Exercise details
Look for the word "Composition" in the entries and copy each line where it appears.

[Exercise data Boundary: Start]

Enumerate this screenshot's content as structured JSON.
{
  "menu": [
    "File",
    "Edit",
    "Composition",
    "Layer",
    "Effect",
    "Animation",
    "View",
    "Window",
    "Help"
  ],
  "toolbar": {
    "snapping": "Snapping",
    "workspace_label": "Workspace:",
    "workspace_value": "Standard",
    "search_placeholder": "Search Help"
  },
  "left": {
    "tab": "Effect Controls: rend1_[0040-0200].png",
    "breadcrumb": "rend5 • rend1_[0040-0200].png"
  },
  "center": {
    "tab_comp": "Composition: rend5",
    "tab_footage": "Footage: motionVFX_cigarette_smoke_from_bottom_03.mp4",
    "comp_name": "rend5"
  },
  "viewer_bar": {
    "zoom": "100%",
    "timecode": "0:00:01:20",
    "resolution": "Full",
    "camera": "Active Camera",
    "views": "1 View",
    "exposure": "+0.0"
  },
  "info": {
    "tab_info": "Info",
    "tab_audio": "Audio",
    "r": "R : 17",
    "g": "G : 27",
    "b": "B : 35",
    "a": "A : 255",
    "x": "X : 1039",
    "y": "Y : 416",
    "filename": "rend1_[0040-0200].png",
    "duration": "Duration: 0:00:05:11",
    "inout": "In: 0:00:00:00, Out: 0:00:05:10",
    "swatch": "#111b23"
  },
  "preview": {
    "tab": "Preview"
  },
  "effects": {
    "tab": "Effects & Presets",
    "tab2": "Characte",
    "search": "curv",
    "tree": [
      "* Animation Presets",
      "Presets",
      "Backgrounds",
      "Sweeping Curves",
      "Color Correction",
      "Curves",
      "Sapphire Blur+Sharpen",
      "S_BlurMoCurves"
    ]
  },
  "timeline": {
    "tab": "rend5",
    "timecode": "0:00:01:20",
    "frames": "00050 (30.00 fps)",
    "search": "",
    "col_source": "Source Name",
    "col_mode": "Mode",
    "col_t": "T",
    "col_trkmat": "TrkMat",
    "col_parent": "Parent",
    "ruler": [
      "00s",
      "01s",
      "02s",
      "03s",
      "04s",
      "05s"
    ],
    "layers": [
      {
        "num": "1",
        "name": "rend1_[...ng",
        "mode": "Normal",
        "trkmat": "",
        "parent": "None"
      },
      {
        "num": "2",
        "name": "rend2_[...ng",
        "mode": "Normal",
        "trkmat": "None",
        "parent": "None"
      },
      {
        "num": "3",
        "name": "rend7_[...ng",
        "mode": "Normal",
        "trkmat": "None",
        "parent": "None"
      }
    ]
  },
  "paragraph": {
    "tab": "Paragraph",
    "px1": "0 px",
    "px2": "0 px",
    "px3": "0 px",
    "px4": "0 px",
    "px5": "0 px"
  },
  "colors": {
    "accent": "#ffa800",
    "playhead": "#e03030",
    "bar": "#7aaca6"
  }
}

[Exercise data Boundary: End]

Response to this task
    "Composition",
    "tab_comp": "Composition: rend5",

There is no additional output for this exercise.